Bumped. One of the more powerful posts we have read in this community over the years. GO BRUINS. -N
Today we attended UCLA Alumni Day, including a terrific "Celebrating a Century of Coach Wooden", which I'll write about it if no one else does. But something far more important happened today, which we want to share with Bruins Nation.
This morning, at a very special ceremony, my late father-in-law and 73 other Japanese American Bruins received honorary degrees. They had all been attending UCLA in 1942 when President Roosevelt issued Executive Order 9066 requiring US citizens of Japanese ancestry to be sent to internment camps. Many of them were in fact interned, and others, like Dad, fled the state. (His sister did go to Manzanar, where she and her new husband, a UCLA grad, were forced to start their married life.) Because Dad was subsequently drafted into the US Army and served during the Korean War, then married and had a family, he never was able to resume his studies. But ever afterwards he always took a great interest in our school, and he was extremely proud when his daughter became the first of his family to graduate from college (UCLA'74). When I later met and married her, he and I spent many wonderful hours watching the games on TV or talking about all things Bruin.
The ceremony today was as moving as it was significant. Tritia Toyota, former Bruin cheerleader, famed LA newscaster, and now PhD professor at our alma mater, was the mistress of ceremonies. She summarized the wrongful history, the efforts of many people to right a longstanding injustice, and at the end pulled out a camera to capture one of the honorees, her uncle. Chancellor Block gave a heartfelt address about the contributions the students had made on campus and after wards; it was particularly chilling to learn that three Bruins lost their lives during World War II, fighting to protect the very country that had treated them so unfairly. (They were in the famous 442nd, the most decorated unit in American military history, which also included my wife's uncle.)
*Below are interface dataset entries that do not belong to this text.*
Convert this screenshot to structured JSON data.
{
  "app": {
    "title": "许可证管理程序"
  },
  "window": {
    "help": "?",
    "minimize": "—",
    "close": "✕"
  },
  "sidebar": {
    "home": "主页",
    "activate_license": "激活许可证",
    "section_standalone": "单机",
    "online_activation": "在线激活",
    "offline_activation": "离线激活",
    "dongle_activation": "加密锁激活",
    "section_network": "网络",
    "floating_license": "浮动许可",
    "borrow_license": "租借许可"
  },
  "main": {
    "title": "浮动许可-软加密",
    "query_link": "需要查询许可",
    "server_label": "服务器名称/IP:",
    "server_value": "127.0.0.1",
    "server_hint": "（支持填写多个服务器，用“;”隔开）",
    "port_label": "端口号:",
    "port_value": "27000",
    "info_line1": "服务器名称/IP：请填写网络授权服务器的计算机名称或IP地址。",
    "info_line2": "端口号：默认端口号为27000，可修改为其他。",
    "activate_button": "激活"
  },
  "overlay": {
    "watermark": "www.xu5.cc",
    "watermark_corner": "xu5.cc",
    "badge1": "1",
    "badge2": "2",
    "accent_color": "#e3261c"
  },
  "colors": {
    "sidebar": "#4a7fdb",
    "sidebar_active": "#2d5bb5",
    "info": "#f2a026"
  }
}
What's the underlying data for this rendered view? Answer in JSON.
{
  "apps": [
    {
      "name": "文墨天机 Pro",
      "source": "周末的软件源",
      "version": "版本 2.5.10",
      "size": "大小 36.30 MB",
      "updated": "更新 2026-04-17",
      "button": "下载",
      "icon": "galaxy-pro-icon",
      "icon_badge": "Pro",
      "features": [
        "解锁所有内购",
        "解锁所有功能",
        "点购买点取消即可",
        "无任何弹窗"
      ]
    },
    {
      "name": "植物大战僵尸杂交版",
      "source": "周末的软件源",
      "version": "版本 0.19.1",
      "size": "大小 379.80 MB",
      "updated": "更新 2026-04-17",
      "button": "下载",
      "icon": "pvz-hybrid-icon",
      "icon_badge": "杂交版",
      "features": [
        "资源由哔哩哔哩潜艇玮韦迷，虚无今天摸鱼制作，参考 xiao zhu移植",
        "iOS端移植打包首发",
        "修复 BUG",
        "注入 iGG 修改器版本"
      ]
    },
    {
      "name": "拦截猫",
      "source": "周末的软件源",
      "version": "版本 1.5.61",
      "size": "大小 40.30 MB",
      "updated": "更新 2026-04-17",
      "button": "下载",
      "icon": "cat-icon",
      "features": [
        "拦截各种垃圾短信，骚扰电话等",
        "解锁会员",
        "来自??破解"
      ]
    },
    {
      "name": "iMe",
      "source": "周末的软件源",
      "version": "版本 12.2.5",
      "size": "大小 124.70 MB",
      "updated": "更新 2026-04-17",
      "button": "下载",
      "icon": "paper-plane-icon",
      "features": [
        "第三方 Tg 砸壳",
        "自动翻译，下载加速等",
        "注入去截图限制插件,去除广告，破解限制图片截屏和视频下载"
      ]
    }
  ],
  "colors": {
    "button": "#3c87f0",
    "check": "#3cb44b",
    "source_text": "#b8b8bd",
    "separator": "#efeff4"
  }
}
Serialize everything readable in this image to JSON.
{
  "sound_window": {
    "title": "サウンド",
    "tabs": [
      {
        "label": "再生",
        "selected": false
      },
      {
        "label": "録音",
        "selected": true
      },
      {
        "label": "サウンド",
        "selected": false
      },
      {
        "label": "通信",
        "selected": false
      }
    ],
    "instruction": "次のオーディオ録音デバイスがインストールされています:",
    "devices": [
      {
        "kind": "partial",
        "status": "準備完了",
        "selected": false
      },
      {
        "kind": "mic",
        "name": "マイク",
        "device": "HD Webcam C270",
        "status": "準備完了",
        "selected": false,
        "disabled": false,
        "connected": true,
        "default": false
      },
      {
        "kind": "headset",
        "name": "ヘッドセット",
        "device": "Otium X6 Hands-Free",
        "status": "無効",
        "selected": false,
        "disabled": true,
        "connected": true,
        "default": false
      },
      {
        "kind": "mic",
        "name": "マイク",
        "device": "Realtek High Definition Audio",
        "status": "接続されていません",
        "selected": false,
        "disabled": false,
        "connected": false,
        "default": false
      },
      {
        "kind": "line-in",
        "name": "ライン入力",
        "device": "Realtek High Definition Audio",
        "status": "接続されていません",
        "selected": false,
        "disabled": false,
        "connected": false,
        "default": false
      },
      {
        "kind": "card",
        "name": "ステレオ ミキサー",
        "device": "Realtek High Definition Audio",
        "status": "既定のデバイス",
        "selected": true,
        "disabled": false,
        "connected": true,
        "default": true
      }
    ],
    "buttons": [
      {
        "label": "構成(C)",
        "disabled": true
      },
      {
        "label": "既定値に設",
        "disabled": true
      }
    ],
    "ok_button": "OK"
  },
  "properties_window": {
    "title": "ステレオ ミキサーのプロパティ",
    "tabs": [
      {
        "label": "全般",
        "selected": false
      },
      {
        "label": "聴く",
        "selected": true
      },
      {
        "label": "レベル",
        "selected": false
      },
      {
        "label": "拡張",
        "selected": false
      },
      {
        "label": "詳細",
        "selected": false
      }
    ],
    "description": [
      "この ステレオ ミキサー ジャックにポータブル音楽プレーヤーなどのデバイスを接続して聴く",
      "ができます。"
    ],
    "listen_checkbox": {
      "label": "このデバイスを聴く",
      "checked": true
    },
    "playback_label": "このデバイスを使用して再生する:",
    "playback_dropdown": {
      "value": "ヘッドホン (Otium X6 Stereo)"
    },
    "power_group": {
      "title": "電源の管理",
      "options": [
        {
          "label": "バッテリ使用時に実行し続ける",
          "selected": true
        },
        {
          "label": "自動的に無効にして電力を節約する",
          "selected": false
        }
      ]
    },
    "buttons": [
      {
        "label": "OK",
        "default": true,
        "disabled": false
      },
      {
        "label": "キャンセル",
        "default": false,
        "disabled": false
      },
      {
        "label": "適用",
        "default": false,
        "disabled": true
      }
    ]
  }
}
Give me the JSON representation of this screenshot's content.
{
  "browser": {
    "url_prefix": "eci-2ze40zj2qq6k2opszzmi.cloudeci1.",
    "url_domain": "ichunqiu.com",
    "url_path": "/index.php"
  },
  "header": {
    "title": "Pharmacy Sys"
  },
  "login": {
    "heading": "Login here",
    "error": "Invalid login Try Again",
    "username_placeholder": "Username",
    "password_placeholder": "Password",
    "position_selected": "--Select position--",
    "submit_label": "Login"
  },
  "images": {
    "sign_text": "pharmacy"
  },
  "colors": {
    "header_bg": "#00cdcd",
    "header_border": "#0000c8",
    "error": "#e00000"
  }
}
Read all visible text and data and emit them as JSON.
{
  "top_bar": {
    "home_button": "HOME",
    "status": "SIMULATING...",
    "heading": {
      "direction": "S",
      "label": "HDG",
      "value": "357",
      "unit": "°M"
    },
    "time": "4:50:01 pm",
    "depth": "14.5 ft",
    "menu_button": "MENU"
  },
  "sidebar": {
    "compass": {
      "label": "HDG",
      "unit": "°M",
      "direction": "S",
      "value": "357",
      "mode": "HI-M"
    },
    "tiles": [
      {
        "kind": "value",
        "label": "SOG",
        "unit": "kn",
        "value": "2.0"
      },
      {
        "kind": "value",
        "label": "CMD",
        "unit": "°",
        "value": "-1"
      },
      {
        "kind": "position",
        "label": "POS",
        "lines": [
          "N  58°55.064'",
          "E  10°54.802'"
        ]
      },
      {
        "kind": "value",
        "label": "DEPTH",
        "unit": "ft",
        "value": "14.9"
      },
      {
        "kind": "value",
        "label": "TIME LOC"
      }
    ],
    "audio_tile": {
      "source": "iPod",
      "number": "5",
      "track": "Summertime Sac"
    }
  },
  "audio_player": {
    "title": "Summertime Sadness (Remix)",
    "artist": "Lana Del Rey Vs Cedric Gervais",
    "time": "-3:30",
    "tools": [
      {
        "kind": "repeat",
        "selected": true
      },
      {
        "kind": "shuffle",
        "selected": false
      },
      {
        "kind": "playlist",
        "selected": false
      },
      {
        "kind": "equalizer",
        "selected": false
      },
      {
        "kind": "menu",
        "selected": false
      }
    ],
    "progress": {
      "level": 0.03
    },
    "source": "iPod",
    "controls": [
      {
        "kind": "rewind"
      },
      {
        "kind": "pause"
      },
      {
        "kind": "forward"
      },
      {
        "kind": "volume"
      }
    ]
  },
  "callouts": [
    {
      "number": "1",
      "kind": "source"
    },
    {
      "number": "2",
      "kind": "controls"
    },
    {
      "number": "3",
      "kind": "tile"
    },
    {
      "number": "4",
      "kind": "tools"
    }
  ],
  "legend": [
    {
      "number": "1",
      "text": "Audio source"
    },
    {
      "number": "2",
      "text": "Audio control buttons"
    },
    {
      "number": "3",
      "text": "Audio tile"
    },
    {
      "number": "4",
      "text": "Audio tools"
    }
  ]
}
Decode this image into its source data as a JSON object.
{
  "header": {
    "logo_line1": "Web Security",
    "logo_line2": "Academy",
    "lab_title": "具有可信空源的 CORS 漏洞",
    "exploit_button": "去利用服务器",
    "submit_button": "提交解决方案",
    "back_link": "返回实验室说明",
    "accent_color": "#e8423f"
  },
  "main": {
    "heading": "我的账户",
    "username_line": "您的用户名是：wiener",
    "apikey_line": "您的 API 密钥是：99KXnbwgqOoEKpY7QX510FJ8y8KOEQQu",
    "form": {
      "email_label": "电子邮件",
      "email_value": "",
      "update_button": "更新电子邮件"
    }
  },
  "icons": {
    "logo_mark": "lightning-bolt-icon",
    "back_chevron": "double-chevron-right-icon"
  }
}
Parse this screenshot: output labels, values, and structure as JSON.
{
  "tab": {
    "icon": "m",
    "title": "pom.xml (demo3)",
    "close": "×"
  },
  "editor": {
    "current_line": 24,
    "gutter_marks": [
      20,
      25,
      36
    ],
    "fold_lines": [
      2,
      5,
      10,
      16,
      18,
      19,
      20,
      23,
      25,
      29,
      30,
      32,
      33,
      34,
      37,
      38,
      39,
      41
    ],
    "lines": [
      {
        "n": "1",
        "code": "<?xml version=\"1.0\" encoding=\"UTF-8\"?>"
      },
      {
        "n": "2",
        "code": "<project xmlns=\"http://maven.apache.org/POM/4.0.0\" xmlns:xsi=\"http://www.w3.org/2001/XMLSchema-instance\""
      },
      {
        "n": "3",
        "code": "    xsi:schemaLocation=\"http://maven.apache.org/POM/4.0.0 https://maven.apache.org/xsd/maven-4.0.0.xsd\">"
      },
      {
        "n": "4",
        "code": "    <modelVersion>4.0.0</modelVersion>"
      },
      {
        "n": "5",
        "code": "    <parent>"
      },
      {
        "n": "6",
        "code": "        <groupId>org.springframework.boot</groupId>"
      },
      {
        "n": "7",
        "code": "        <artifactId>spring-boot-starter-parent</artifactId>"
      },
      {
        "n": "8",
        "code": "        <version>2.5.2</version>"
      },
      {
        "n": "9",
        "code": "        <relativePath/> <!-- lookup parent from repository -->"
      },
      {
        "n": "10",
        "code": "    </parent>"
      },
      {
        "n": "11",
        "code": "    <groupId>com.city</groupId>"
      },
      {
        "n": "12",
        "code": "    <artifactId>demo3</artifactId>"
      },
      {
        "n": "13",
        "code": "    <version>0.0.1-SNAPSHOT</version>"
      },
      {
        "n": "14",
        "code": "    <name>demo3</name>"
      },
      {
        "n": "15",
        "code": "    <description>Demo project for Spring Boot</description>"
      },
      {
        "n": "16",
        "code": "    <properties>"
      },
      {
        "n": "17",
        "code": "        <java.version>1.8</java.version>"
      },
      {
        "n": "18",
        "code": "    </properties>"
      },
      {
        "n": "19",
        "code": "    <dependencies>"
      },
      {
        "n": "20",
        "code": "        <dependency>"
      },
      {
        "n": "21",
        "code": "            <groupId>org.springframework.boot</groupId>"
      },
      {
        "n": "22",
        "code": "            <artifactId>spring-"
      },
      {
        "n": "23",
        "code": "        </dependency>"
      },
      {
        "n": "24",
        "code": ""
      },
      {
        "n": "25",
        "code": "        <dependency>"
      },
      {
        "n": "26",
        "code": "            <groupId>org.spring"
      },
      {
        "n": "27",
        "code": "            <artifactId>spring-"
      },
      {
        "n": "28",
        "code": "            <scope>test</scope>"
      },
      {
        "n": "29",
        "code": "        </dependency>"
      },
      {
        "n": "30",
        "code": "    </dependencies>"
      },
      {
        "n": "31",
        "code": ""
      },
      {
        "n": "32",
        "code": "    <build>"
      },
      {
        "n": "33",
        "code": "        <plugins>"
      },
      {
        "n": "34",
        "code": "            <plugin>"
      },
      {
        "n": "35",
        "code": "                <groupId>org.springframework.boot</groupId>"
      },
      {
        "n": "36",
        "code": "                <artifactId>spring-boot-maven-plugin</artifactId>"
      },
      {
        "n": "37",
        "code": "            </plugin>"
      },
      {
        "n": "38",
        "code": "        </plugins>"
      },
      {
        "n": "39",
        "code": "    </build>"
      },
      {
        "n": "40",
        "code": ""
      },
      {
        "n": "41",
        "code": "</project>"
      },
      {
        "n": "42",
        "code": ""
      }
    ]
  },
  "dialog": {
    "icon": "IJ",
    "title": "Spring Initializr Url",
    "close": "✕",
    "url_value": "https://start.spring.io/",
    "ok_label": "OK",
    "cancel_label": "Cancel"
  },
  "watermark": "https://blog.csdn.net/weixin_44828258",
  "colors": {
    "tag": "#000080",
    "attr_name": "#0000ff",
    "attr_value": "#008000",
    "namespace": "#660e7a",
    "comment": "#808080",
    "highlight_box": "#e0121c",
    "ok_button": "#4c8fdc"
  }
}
One of the honorees spoke at length of his time at UCLA and his life afterwards. He became the head of our nation's National Reconnaissance Office, the top-secret spy agency. His boss said to him, "You've gone from not being trusted to being one of the most trusted persons in the country." Neither he nor any of the others who spoke, or whose stories were recounted, exhibited bitterness, nor did they turn their backs on the country that had turned its back to them. All left a legacy of hard work, common sense, loyalty, great decency, and family and community spirit. Sadly, most of the students are no longer alive.
Dad always was a true Bruin, and now he has his well-deserved UCLA diploma. Congratulations, Dad!
We miss you and hope you had a good seat today.